Trust, the cornerstone of the financial services sector, is earned over time. No depositor or business will entrust their hard-earned wages or well-deserved profits to a bank that fails to project rock-solid stability, adequate competence and completely trustworthy.
In the wake of the 2023 banking crisis in the United States that saw the closure of Silicon Valley Bank, Signature Bank, and First Republic Bank, as well as the liquidation of Silvergate Bank, many banks around the world, including legacy institutions, are strengthening their reserves and reputation.
The first pillar: Strengthening the books and reputation
In India, IDFC FIRST Bank has continuously strengthened its foundations, both financial and reputational, determined to become one of the country’s leading financial institutions. Born out of the merger of IDFC Bank and Capital First in December 2018, IDFC FIRST Bank is already a transformed institution.

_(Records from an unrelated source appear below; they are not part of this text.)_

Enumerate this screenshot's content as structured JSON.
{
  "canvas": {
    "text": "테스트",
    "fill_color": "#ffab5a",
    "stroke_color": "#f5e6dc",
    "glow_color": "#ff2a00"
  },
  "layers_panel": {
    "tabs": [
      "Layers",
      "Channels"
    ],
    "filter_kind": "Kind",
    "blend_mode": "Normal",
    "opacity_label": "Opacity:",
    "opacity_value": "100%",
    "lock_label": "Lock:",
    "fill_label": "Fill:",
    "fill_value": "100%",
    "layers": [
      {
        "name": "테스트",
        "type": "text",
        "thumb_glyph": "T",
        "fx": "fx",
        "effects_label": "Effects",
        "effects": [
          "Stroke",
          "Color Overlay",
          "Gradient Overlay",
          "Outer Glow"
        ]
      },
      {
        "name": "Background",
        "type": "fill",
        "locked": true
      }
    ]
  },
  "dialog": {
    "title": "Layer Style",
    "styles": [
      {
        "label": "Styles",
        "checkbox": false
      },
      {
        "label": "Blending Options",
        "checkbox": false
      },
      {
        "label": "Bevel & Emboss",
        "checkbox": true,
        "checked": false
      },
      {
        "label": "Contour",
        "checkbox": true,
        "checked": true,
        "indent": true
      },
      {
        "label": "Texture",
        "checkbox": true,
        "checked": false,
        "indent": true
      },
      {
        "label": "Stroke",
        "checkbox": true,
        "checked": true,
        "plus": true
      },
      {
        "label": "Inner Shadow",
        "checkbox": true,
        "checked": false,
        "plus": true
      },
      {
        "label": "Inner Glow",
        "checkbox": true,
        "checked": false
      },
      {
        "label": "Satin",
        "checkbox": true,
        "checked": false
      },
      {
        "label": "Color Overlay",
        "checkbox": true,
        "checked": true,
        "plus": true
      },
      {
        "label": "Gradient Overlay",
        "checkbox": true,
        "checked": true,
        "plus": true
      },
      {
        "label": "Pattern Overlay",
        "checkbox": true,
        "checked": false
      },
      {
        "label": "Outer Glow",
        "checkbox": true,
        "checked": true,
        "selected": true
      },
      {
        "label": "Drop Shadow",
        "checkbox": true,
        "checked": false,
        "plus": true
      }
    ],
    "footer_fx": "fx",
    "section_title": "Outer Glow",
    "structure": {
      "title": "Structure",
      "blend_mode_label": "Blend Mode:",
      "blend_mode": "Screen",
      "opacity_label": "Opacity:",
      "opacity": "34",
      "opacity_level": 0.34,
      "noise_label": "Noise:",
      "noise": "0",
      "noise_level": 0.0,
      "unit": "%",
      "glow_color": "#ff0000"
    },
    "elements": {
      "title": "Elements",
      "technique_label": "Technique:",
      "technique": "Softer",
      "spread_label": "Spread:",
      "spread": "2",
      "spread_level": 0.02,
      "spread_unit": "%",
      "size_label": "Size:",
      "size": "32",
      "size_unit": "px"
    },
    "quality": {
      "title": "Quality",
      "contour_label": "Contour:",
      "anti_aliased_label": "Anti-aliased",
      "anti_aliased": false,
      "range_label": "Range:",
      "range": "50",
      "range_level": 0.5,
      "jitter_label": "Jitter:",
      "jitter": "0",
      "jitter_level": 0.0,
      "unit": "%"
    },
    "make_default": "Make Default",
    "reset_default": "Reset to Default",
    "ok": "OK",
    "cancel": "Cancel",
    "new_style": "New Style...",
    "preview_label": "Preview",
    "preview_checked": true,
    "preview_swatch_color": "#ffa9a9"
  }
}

From 2019 to 2023, the IDFC First Bank increased lending to the much safer retail segment, raised operating profits from $136 million to $569 million, cleared troubled legacy infrastructure loans, and went from losses to profits of $100 million.
But the bigger progress was reputational, the bank has been able to raise current account and savings account (CASA) deposits from $651 million upon the merger in 2019 to $8.8 billion, far outpacing the industry. The bank claims CASA deposits grew by 44% for the 2023 fiscal, even after reducing savings account interest rates from 7% to 4% in 2021.

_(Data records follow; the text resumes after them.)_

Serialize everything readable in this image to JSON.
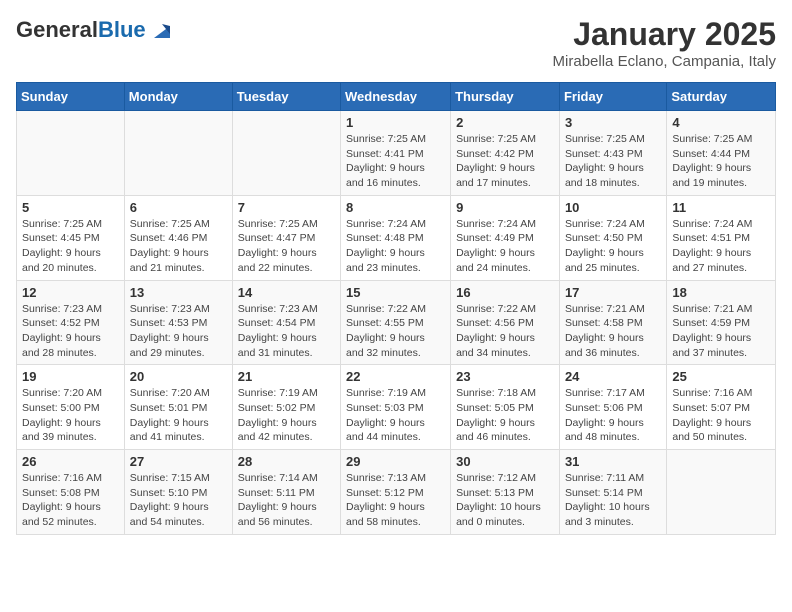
{
  "header": {
    "logo_general": "General",
    "logo_blue": "Blue",
    "month_title": "January 2025",
    "location": "Mirabella Eclano, Campania, Italy"
  },
  "weekdays": [
    "Sunday",
    "Monday",
    "Tuesday",
    "Wednesday",
    "Thursday",
    "Friday",
    "Saturday"
  ],
  "weeks": [
    [
      {
        "day": "",
        "info": ""
      },
      {
        "day": "",
        "info": ""
      },
      {
        "day": "",
        "info": ""
      },
      {
        "day": "1",
        "info": "Sunrise: 7:25 AM\nSunset: 4:41 PM\nDaylight: 9 hours\nand 16 minutes."
      },
      {
        "day": "2",
        "info": "Sunrise: 7:25 AM\nSunset: 4:42 PM\nDaylight: 9 hours\nand 17 minutes."
      },
      {
        "day": "3",
        "info": "Sunrise: 7:25 AM\nSunset: 4:43 PM\nDaylight: 9 hours\nand 18 minutes."
      },
      {
        "day": "4",
        "info": "Sunrise: 7:25 AM\nSunset: 4:44 PM\nDaylight: 9 hours\nand 19 minutes."
      }
    ],
    [
      {
        "day": "5",
        "info": "Sunrise: 7:25 AM\nSunset: 4:45 PM\nDaylight: 9 hours\nand 20 minutes."
      },
      {
        "day": "6",
        "info": "Sunrise: 7:25 AM\nSunset: 4:46 PM\nDaylight: 9 hours\nand 21 minutes."
      },
      {
        "day": "7",
        "info": "Sunrise: 7:25 AM\nSunset: 4:47 PM\nDaylight: 9 hours\nand 22 minutes."
      },
      {
        "day": "8",
        "info": "Sunrise: 7:24 AM\nSunset: 4:48 PM\nDaylight: 9 hours\nand 23 minutes."
      },
      {
        "day": "9",
        "info": "Sunrise: 7:24 AM\nSunset: 4:49 PM\nDaylight: 9 hours\nand 24 minutes."
      },
      {
        "day": "10",
        "info": "Sunrise: 7:24 AM\nSunset: 4:50 PM\nDaylight: 9 hours\nand 25 minutes."
      },
      {
        "day": "11",
        "info": "Sunrise: 7:24 AM\nSunset: 4:51 PM\nDaylight: 9 hours\nand 27 minutes."
      }
    ],
    [
      {
        "day": "12",
        "info": "Sunrise: 7:23 AM\nSunset: 4:52 PM\nDaylight: 9 hours\nand 28 minutes."
      },
      {
        "day": "13",
        "info": "Sunrise: 7:23 AM\nSunset: 4:53 PM\nDaylight: 9 hours\nand 29 minutes."
      },
      {
        "day": "14",
        "info": "Sunrise: 7:23 AM\nSunset: 4:54 PM\nDaylight: 9 hours\nand 31 minutes."
      },
      {
        "day": "15",
        "info": "Sunrise: 7:22 AM\nSunset: 4:55 PM\nDaylight: 9 hours\nand 32 minutes."
      },
      {
        "day": "16",
        "info": "Sunrise: 7:22 AM\nSunset: 4:56 PM\nDaylight: 9 hours\nand 34 minutes."
      },
      {
        "day": "17",
        "info": "Sunrise: 7:21 AM\nSunset: 4:58 PM\nDaylight: 9 hours\nand 36 minutes."
      },
      {
        "day": "18",
        "info": "Sunrise: 7:21 AM\nSunset: 4:59 PM\nDaylight: 9 hours\nand 37 minutes."
      }
    ],
    [
      {
        "day": "19",
        "info": "Sunrise: 7:20 AM\nSunset: 5:00 PM\nDaylight: 9 hours\nand 39 minutes."
      },
      {
        "day": "20",
        "info": "Sunrise: 7:20 AM\nSunset: 5:01 PM\nDaylight: 9 hours\nand 41 minutes."
      },
      {
        "day": "21",
        "info": "Sunrise: 7:19 AM\nSunset: 5:02 PM\nDaylight: 9 hours\nand 42 minutes."
      },
      {
        "day": "22",
        "info": "Sunrise: 7:19 AM\nSunset: 5:03 PM\nDaylight: 9 hours\nand 44 minutes."
      },
      {
        "day": "23",
        "info": "Sunrise: 7:18 AM\nSunset: 5:05 PM\nDaylight: 9 hours\nand 46 minutes."
      },
      {
        "day": "24",
        "info": "Sunrise: 7:17 AM\nSunset: 5:06 PM\nDaylight: 9 hours\nand 48 minutes."
      },
      {
        "day": "25",
        "info": "Sunrise: 7:16 AM\nSunset: 5:07 PM\nDaylight: 9 hours\nand 50 minutes."
      }
    ],
    [
      {
        "day": "26",
        "info": "Sunrise: 7:16 AM\nSunset: 5:08 PM\nDaylight: 9 hours\nand 52 minutes."
      },
      {
        "day": "27",
        "info": "Sunrise: 7:15 AM\nSunset: 5:10 PM\nDaylight: 9 hours\nand 54 minutes."
      },
      {
        "day": "28",
        "info": "Sunrise: 7:14 AM\nSunset: 5:11 PM\nDaylight: 9 hours\nand 56 minutes."
      },
      {
        "day": "29",
        "info": "Sunrise: 7:13 AM\nSunset: 5:12 PM\nDaylight: 9 hours\nand 58 minutes."
      },
      {
        "day": "30",
        "info": "Sunrise: 7:12 AM\nSunset: 5:13 PM\nDaylight: 10 hours\nand 0 minutes."
      },
      {
        "day": "31",
        "info": "Sunrise: 7:11 AM\nSunset: 5:14 PM\nDaylight: 10 hours\nand 3 minutes."
      },
      {
        "day": "",
        "info": ""
      }
    ]
  ]
}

“We tell our employees income earned unethically is not worth earning. We are a new bank, and we are embedding ethics as one of the key DNA strands in the bank,” said Managing Director and CEO V. Vaidyanathan, referring to IDFC FIRST Bank’s ‘Near and Dear’ test, which involves asking employees if they would recommend its proposed products to their loved ones.
“We take our ethical banking theme very seriously. It’s not a slogan, we must live it every day. For example, we sat down one day and studied our fee structure on savings accounts. It was complicated, like all other banks. We tried simplifying it so our customers could understand them. But product managers justified every caveat and covenant, from home branch, non-home branch, in-city, out of city branches, on-us, off-us, ad-valorem, everything,” Vaidyanathyan explained.

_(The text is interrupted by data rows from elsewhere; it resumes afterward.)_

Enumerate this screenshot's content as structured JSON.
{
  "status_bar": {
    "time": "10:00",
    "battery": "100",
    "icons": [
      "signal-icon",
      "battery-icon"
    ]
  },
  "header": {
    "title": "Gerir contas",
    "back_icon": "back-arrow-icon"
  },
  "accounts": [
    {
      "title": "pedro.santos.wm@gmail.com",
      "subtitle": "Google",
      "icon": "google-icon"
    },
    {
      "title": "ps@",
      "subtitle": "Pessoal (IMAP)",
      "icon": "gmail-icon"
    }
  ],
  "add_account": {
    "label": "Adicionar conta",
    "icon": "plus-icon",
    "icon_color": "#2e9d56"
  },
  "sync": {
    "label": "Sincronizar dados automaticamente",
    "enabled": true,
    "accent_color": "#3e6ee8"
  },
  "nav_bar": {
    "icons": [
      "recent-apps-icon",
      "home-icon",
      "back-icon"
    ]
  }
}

“But it was a mess. Calculating fees would require calculators and customers to be mathematicians. We said to hell with this, let’s make it zero. Thus, our zero-fee banking was born. Today, we are the only bank that offers zero fees on 28 essential services like cash deposits, cash withdrawals, ATM, IMPS, RTGS, NEFT, and so on. At our bank, customers don’t need any calculators. They can be in peace,” he also said.
The second pillar: Going digital
The bank was able to reach more customers thanks to the Indian government’s efforts to advance the nation’s digital ecosystem.
“India has put together Digital Public Goods (DPGs) built on the foundation of Aadhaar, mobile phones, and bank accounts. India Stack is truly transforming the way we make payments, do our KYC (know-your-client), do cash flow analysis, do e-agreements, and set up e-mandates. This has benefited small entrepreneurs in India as they can now get small ticket loans as low as $100 or $200 because of the means put together by the Government. Our bank is at the forefront of using these DPGs,” Vaidyanthan said.
The third pillar: Delivering social good
“Can you believe that we financed 2.1 million water and sanitation loans, like loans of $300 to $400 for toilets? And our repayment rate is 99.5%. We allow loans a 100% prepayment fee waiver for our WASH (water, sanitation, and hygiene) loans. We want no prepayment fees from this income profile,” the IDFC First Bank chief said.
“We believe the 30 million loans provided by us have, along the line, created employment opportunities. We can’t count exactly how many, but it has to be in the millions. Even our paperless transactions and green branches are ESG (environmental, social, and governance) investments. A good part of our business is naturally ESG, but we didn’t categorize them that way. Now that we realize the power and urgency of ESG, we will make more focused efforts from now on,” Vaidyanathan said.
“Our features cost us money. Sometimes, it is not very clear what the payback is. For instance, we can’t know the value of our zero fees for savings accounts or our giveaway credit cards. But, we are building the bank for the long run, and trust is key for the long run,” he also said.